Exercise description
Find the string "contact" in the records. Copy each line that has it.

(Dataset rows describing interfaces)

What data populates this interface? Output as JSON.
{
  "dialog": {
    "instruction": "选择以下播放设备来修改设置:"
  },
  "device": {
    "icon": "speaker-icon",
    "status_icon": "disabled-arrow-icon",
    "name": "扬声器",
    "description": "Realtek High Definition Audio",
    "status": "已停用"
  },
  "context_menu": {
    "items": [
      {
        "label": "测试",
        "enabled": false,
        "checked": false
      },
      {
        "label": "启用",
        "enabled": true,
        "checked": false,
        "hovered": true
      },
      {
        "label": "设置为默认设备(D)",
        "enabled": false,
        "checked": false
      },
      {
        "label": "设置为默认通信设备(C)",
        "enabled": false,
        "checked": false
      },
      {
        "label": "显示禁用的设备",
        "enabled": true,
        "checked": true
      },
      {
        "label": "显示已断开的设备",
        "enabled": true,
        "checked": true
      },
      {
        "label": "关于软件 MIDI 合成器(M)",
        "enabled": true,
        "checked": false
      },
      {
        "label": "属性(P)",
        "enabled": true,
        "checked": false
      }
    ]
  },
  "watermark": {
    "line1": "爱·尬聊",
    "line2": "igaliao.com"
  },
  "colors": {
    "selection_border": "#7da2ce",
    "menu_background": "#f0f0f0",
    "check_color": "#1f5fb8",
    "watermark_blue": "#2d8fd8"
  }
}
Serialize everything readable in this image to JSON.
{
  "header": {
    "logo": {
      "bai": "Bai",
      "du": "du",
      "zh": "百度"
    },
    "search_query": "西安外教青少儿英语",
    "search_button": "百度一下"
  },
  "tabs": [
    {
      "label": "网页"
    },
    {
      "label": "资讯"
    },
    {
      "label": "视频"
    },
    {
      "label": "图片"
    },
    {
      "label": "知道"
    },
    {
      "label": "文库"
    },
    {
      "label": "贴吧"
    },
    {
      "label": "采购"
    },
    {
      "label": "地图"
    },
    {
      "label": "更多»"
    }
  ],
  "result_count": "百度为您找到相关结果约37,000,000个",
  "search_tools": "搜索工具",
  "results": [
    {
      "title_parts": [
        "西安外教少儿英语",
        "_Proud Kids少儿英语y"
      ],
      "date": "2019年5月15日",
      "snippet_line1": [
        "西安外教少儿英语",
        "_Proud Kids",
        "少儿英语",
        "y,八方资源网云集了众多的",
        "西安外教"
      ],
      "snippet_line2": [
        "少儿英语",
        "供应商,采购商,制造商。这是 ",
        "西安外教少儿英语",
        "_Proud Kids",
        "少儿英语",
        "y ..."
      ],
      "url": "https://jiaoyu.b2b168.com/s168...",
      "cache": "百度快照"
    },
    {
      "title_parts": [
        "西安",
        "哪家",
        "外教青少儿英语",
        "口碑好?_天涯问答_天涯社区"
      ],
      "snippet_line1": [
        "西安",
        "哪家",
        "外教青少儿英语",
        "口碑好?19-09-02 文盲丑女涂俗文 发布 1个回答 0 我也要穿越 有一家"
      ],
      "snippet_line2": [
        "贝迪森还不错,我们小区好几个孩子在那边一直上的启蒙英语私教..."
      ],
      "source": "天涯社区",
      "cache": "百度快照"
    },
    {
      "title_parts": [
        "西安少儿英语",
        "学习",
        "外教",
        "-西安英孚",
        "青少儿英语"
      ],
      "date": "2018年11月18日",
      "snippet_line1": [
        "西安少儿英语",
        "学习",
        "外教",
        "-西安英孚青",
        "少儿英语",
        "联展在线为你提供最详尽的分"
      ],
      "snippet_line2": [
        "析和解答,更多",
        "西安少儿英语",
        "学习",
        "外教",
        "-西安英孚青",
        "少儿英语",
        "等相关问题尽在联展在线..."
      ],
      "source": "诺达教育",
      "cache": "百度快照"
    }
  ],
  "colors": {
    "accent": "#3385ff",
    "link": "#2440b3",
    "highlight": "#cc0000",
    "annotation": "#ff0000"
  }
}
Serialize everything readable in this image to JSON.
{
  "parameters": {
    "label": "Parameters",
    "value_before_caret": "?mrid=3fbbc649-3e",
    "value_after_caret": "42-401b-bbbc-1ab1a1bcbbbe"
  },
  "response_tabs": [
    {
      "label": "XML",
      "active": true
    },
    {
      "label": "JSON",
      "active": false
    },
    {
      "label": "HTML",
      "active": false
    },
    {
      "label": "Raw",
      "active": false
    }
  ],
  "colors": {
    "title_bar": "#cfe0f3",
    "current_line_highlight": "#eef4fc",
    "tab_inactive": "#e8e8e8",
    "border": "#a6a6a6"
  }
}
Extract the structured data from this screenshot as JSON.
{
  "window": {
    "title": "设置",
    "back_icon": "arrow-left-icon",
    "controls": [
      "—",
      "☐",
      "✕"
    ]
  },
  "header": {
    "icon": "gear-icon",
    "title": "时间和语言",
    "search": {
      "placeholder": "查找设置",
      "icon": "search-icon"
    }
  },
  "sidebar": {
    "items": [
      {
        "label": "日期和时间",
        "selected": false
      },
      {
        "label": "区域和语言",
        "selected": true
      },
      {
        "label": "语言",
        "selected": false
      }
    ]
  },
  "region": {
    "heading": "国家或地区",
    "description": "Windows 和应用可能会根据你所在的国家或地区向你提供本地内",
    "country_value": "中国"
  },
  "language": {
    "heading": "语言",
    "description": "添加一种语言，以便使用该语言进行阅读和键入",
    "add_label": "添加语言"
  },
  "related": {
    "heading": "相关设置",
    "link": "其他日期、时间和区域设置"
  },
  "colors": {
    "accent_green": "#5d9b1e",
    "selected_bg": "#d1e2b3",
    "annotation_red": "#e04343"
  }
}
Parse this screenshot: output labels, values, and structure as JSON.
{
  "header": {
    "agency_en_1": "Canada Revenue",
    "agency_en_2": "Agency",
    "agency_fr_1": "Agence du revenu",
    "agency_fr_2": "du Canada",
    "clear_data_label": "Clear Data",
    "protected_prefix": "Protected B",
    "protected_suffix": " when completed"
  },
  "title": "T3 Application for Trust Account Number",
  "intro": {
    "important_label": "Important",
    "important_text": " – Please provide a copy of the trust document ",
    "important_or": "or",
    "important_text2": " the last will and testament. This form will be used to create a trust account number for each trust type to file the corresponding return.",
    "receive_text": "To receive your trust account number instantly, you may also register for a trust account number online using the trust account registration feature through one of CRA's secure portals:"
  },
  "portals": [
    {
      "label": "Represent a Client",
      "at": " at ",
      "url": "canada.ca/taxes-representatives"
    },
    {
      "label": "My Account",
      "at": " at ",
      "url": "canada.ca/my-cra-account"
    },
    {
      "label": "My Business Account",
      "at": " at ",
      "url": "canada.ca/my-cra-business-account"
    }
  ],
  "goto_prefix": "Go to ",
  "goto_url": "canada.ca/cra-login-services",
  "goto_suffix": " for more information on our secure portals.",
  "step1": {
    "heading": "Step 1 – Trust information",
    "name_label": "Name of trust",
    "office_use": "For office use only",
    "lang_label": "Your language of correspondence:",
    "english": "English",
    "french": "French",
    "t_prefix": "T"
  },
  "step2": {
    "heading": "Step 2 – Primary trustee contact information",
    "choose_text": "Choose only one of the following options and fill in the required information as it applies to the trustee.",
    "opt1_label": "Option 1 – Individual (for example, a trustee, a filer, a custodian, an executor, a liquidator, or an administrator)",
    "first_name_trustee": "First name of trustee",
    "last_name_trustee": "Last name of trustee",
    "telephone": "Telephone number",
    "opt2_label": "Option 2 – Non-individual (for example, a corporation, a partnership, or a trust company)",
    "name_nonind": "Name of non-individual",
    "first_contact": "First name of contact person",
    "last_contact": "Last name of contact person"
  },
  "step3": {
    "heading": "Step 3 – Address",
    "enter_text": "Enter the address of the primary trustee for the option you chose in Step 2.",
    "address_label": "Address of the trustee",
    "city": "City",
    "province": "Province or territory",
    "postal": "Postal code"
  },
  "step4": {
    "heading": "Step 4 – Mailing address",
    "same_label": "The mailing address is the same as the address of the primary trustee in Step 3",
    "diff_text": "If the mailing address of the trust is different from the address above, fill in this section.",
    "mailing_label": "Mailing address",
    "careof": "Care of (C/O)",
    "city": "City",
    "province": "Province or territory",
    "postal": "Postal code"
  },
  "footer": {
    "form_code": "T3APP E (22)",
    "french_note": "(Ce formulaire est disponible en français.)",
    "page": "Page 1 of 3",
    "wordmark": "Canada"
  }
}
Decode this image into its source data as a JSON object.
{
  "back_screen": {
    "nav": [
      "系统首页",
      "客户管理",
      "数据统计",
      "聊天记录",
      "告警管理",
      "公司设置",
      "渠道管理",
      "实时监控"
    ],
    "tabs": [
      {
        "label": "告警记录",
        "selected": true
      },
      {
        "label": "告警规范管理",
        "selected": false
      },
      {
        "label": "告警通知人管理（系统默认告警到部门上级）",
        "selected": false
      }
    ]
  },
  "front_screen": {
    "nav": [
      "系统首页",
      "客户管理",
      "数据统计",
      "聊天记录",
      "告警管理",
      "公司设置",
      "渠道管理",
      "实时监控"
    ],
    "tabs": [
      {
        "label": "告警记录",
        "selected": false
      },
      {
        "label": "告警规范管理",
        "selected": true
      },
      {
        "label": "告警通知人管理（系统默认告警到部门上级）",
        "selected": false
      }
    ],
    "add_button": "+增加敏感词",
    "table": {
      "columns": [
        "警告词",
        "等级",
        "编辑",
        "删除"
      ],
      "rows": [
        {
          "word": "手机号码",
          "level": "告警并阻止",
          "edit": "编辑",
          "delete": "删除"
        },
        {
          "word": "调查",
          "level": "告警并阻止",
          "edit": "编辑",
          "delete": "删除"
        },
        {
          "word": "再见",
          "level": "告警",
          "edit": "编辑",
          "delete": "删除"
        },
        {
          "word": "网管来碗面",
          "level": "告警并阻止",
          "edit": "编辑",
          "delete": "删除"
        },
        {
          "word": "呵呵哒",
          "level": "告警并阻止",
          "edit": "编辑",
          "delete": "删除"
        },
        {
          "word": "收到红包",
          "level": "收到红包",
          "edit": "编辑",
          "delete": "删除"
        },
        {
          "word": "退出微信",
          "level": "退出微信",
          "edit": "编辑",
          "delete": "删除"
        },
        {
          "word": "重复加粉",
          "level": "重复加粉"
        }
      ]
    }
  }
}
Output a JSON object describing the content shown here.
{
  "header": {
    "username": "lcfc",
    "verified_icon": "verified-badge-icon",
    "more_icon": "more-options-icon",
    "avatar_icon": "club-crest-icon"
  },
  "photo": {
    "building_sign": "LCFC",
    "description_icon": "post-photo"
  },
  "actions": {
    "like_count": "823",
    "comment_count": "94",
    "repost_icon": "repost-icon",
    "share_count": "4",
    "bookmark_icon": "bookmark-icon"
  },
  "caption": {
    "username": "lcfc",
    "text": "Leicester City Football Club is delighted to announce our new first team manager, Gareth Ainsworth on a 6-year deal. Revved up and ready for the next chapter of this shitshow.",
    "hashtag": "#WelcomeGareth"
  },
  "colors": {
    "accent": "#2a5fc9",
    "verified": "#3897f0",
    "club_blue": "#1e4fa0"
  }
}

Result of the exercise
    "heading": "Step 2 – Primary trustee contact information",
    "first_contact": "First name of contact person",
    "last_contact": "Last name of contact person"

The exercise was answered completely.